Healing is a function of living a spiritual life. Healing can be defined as the natural process by which the body repairs itself. As an integral part of nature, we all consist of the energy of Creation. A number of terms have been coined throughout the history of healing practices to describe energy; for our purposes, we mean the vital energy, the power that energizes life. This power is synonymous with what we call God. On Shavuot, we refresh our connection to God, our healing power, by receiving His Torah.

Some of us believe that entering a spiritual path will solve our overall problems; they are often disillusioned when they find their lives have not really changed as a result of their introduction. Mysticism has always been the tool of spiritual explorers who stick with it, delving into the depths of their being, in search for an understanding of and an intimate relationship with the Creator. A grasp of Kabbalah can serve our healing efforts well however it is a long tedious journey that may last a lifetime while the practice of standard Jewish tradition—Torah, Mitzvot, and Prayer—bring about changes right now

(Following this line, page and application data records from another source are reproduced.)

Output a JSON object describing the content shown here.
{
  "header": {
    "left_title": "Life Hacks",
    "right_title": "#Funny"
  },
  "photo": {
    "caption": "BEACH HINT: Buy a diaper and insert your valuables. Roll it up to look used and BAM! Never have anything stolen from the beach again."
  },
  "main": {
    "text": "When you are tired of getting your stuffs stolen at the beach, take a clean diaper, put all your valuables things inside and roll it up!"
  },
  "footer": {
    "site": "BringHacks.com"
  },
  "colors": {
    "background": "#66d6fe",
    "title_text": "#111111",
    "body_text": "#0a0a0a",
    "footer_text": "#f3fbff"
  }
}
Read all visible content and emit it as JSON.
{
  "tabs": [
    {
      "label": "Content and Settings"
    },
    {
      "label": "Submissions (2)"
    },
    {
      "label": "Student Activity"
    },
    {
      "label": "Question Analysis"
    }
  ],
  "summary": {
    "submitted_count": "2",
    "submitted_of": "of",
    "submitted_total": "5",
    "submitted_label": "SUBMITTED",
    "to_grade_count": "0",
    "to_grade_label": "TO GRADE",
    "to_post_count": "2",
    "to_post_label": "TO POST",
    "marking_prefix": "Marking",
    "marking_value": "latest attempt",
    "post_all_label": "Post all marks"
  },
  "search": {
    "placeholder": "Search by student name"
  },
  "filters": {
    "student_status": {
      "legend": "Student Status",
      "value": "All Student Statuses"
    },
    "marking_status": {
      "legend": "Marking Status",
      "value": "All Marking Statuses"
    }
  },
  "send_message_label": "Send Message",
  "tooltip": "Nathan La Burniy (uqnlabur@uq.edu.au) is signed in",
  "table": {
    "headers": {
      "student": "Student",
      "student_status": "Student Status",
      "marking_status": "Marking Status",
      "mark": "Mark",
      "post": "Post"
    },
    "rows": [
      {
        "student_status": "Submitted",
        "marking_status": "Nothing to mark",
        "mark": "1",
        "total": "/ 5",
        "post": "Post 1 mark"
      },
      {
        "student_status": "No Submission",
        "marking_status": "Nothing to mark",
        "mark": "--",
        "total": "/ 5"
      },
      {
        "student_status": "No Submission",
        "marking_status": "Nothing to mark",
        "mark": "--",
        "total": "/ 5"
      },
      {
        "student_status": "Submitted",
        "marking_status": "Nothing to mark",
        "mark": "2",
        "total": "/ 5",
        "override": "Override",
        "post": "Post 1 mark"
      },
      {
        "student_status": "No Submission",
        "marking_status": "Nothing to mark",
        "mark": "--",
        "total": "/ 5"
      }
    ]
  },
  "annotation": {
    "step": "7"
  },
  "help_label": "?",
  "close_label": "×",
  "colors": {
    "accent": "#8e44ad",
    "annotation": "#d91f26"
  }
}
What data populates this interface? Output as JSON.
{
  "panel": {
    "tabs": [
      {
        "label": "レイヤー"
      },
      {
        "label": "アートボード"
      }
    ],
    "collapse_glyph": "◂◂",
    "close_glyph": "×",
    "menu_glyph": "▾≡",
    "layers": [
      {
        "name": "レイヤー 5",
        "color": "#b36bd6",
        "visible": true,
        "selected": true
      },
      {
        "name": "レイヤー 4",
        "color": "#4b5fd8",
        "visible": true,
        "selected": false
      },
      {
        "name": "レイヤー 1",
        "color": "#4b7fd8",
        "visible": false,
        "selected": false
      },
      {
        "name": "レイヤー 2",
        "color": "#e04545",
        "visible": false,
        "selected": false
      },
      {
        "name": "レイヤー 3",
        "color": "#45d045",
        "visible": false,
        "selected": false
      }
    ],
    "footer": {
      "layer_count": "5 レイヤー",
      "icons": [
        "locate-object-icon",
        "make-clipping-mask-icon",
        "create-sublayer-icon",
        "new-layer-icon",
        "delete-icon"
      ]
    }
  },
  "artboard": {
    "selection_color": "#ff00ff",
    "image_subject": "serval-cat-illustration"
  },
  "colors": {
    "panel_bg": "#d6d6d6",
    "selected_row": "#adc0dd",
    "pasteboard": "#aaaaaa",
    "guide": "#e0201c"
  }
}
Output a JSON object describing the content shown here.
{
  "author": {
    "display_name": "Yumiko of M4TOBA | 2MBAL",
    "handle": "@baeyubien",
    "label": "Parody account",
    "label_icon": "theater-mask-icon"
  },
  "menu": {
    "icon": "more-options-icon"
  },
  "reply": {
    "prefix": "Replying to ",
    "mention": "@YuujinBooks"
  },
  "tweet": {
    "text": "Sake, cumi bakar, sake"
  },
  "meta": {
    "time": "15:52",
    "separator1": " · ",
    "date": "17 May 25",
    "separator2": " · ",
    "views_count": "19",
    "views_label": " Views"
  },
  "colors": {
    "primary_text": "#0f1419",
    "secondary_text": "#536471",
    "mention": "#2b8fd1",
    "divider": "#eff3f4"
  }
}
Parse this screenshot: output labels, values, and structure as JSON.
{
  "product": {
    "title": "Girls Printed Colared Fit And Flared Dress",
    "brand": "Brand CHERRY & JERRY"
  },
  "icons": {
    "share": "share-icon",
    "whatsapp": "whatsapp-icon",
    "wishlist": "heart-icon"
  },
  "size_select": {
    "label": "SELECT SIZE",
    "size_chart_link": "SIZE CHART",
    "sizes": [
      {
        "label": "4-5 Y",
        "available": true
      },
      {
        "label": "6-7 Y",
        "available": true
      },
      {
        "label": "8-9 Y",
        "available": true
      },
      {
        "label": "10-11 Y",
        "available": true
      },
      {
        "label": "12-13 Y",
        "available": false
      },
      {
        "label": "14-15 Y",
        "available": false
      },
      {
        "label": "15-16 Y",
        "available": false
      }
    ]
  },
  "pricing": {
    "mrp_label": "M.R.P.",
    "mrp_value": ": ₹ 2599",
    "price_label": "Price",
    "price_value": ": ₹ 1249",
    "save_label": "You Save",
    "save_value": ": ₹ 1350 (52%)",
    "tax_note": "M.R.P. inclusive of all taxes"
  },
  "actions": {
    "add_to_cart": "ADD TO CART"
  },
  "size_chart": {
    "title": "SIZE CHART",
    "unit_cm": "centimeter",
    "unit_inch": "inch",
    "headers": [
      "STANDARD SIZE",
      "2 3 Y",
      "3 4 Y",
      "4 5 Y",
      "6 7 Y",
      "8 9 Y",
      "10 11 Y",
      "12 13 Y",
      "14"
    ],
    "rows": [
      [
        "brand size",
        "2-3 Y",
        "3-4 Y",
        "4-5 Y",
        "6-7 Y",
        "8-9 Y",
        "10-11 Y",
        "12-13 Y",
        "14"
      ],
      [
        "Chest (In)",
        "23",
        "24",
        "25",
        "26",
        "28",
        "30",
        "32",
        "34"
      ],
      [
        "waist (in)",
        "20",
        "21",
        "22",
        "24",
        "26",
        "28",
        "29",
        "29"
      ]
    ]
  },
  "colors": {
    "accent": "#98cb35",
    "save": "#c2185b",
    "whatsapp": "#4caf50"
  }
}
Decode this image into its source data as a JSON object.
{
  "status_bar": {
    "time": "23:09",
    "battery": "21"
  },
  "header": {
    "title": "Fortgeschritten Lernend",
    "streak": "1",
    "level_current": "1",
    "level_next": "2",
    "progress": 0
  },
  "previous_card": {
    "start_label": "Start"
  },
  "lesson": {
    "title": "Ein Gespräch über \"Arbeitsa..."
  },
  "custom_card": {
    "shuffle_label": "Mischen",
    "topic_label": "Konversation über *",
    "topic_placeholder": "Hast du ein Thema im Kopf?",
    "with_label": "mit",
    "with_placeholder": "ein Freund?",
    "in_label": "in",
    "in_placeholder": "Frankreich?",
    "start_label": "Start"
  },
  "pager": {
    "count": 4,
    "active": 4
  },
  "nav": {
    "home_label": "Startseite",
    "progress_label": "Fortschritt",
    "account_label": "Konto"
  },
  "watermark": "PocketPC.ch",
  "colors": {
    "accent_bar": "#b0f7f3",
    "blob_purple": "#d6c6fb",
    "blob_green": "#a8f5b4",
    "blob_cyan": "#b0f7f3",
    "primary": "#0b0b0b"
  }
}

Jewish tradition tries hard, though sometimes pitifully, to relate that the entrance to the “Gates” is the alignment of our personalities with our souls, our spiritual Self. In more familiar terms, it means aligning ourselves with God and Torah. Rabbi Lawrence Kushner put in succinctly when he wrote, “The Pentateuch is God’s Torah; each one of us is our own Torah whose purpose in life is to align our Torah to His Torah”.

You may ask, “Why traveling on the road to heaven—or biblically, the road to Canaan—is so urgently important for those on the spiritual journey”? I think that if a survey were taken to determine just what most people want in their lives, I think we would find that they want a just and moral society where people can flourish in accord with their aspirations.